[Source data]
=-=-=

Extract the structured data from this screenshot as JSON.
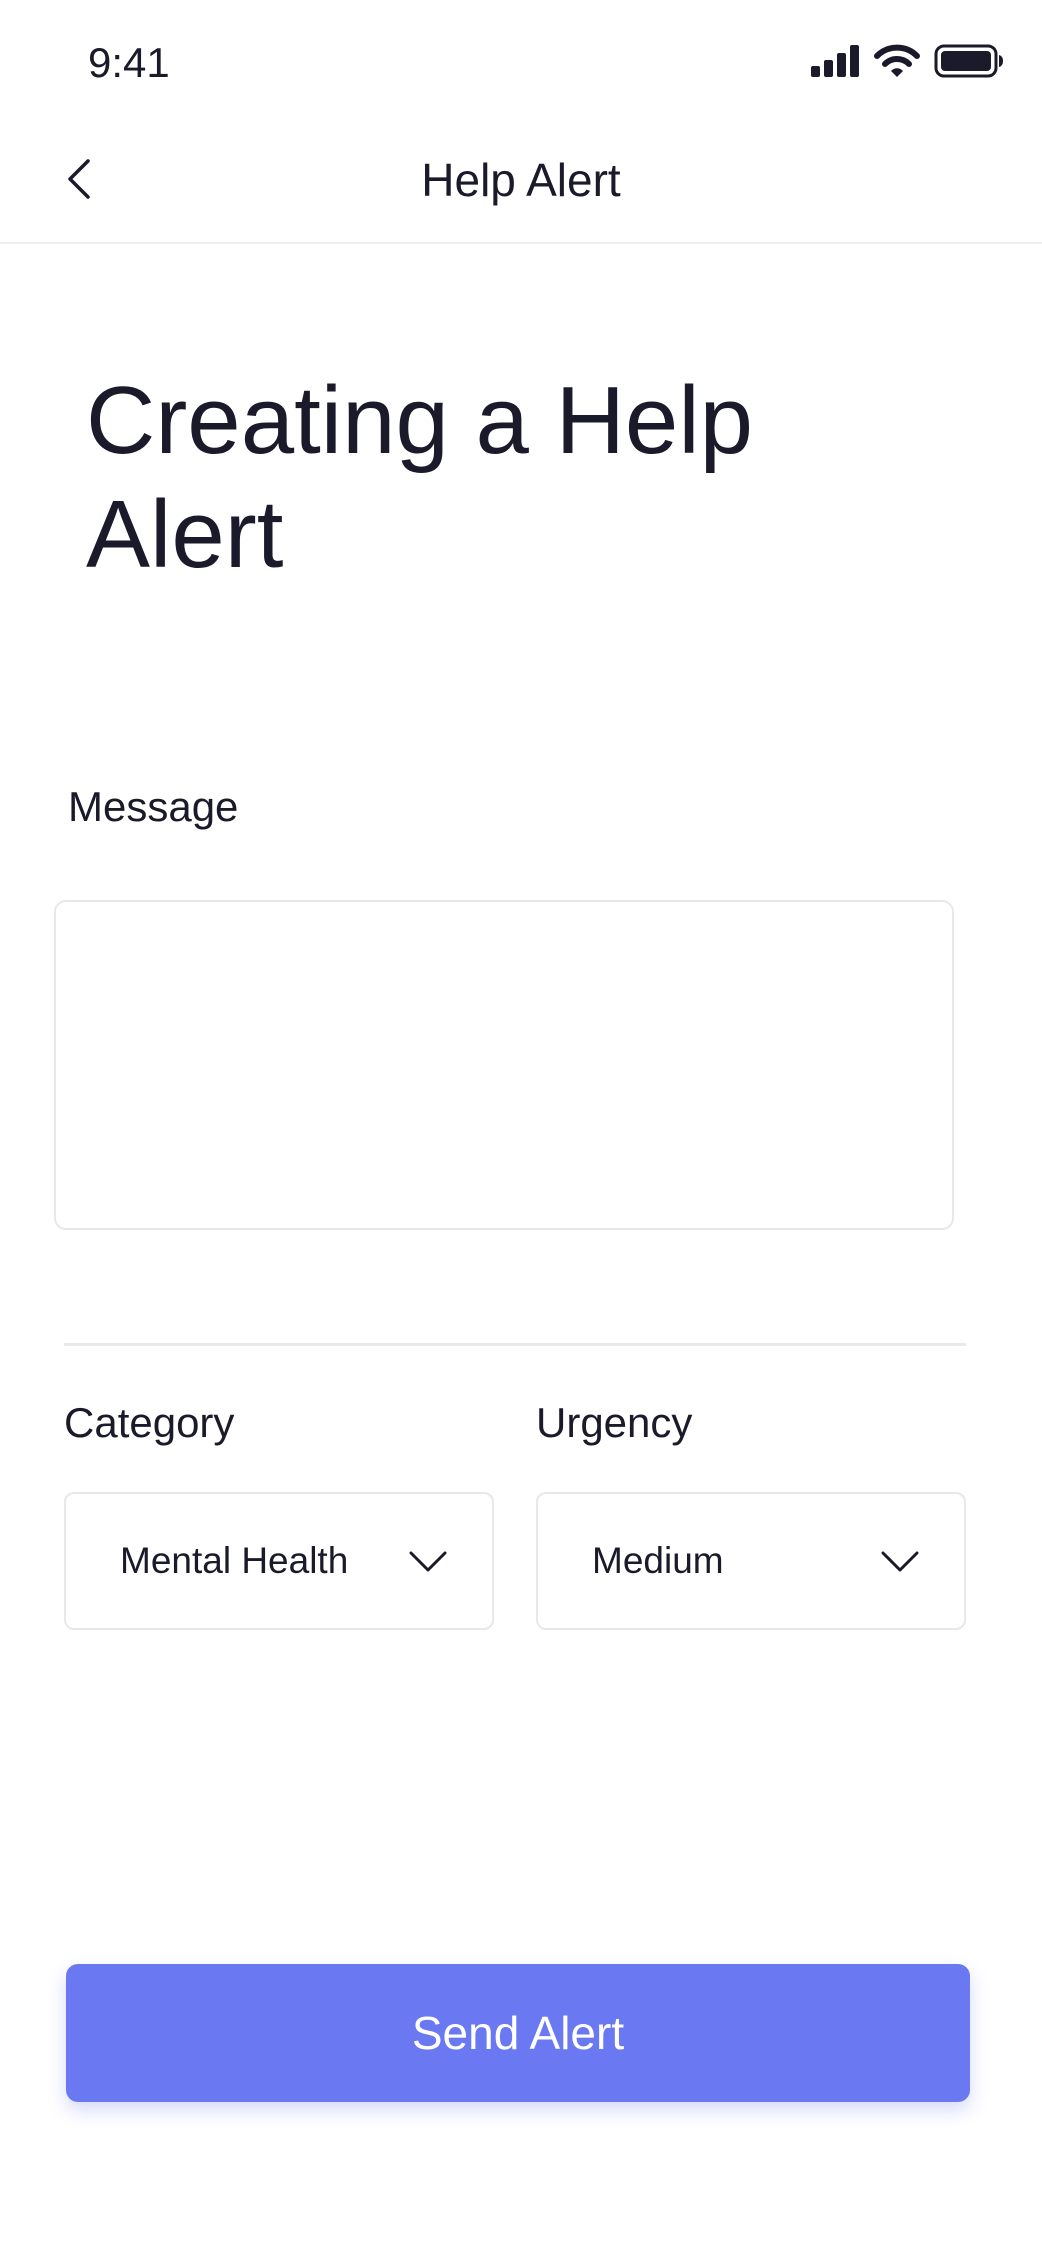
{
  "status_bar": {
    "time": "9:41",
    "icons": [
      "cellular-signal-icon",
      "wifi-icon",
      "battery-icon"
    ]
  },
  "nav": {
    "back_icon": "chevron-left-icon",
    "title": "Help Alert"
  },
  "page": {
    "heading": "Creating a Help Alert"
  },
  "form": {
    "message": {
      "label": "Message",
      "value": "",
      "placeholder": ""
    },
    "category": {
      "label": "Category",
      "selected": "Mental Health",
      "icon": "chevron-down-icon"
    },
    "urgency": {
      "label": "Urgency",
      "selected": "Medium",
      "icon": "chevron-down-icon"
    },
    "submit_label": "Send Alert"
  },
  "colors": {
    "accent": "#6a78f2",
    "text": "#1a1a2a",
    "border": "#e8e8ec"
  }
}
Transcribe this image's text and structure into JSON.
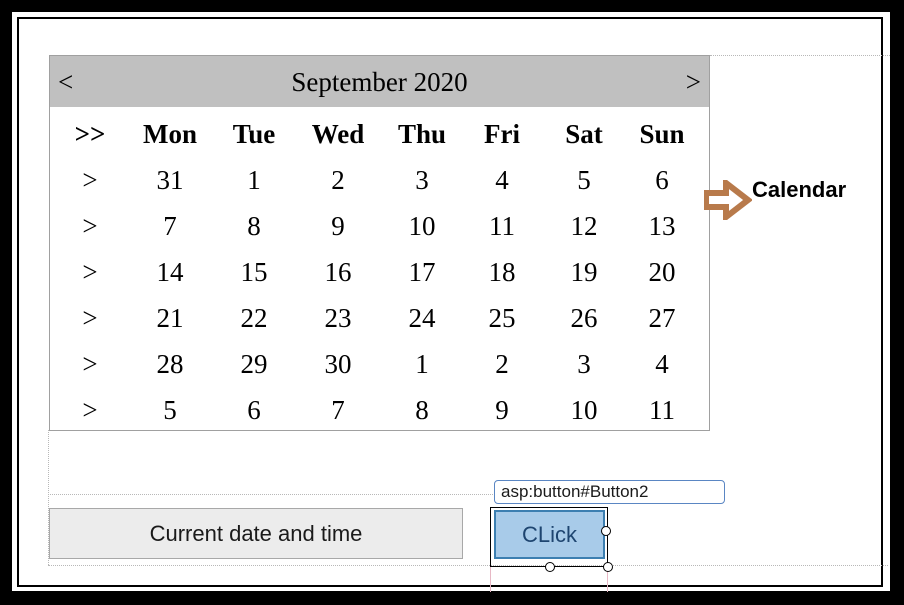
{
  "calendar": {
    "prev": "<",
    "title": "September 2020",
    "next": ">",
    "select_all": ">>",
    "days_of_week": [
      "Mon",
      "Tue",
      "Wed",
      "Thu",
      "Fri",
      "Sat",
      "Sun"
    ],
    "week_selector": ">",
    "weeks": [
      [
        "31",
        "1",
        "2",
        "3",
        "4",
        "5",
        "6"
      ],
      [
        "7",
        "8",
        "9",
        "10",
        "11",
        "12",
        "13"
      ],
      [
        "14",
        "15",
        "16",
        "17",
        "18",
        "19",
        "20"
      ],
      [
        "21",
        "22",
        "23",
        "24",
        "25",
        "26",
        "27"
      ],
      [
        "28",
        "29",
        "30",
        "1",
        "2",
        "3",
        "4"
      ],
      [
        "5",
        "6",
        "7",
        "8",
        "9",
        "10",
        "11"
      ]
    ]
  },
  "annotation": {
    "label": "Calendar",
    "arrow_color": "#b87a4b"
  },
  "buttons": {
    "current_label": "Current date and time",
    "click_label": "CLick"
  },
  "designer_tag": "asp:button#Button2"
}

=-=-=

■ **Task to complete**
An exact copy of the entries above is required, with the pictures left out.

■ **Answer space**
Extract the structured data from this screenshot as JSON.
{
  "status_bar": {
    "time": "9:41",
    "icons": [
      "cellular-signal-icon",
      "wifi-icon",
      "battery-icon"
    ]
  },
  "nav": {
    "back_icon": "chevron-left-icon",
    "title": "Help Alert"
  },
  "page": {
    "heading": "Creating a Help Alert"
  },
  "form": {
    "message": {
      "label": "Message",
      "value": "",
      "placeholder": ""
    },
    "category": {
      "label": "Category",
      "selected": "Mental Health",
      "icon": "chevron-down-icon"
    },
    "urgency": {
      "label": "Urgency",
      "selected": "Medium",
      "icon": "chevron-down-icon"
    },
    "submit_label": "Send Alert"
  },
  "colors": {
    "accent": "#6a78f2",
    "text": "#1a1a2a",
    "border": "#e8e8ec"
  }
}
Transcribe this image's text and structure into JSON.
{
  "calendar": {
    "prev": "<",
    "title": "September 2020",
    "next": ">",
    "select_all": ">>",
    "days_of_week": [
      "Mon",
      "Tue",
      "Wed",
      "Thu",
      "Fri",
      "Sat",
      "Sun"
    ],
    "week_selector": ">",
    "weeks": [
      [
        "31",
        "1",
        "2",
        "3",
        "4",
        "5",
        "6"
      ],
      [
        "7",
        "8",
        "9",
        "10",
        "11",
        "12",
        "13"
      ],
      [
        "14",
        "15",
        "16",
        "17",
        "18",
        "19",
        "20"
      ],
      [
        "21",
        "22",
        "23",
        "24",
        "25",
        "26",
        "27"
      ],
      [
        "28",
        "29",
        "30",
        "1",
        "2",
        "3",
        "4"
      ],
      [
        "5",
        "6",
        "7",
        "8",
        "9",
        "10",
        "11"
      ]
    ]
  },
  "annotation": {
    "label": "Calendar",
    "arrow_color": "#b87a4b"
  },
  "buttons": {
    "current_label": "Current date and time",
    "click_label": "CLick"
  },
  "designer_tag": "asp:button#Button2"
}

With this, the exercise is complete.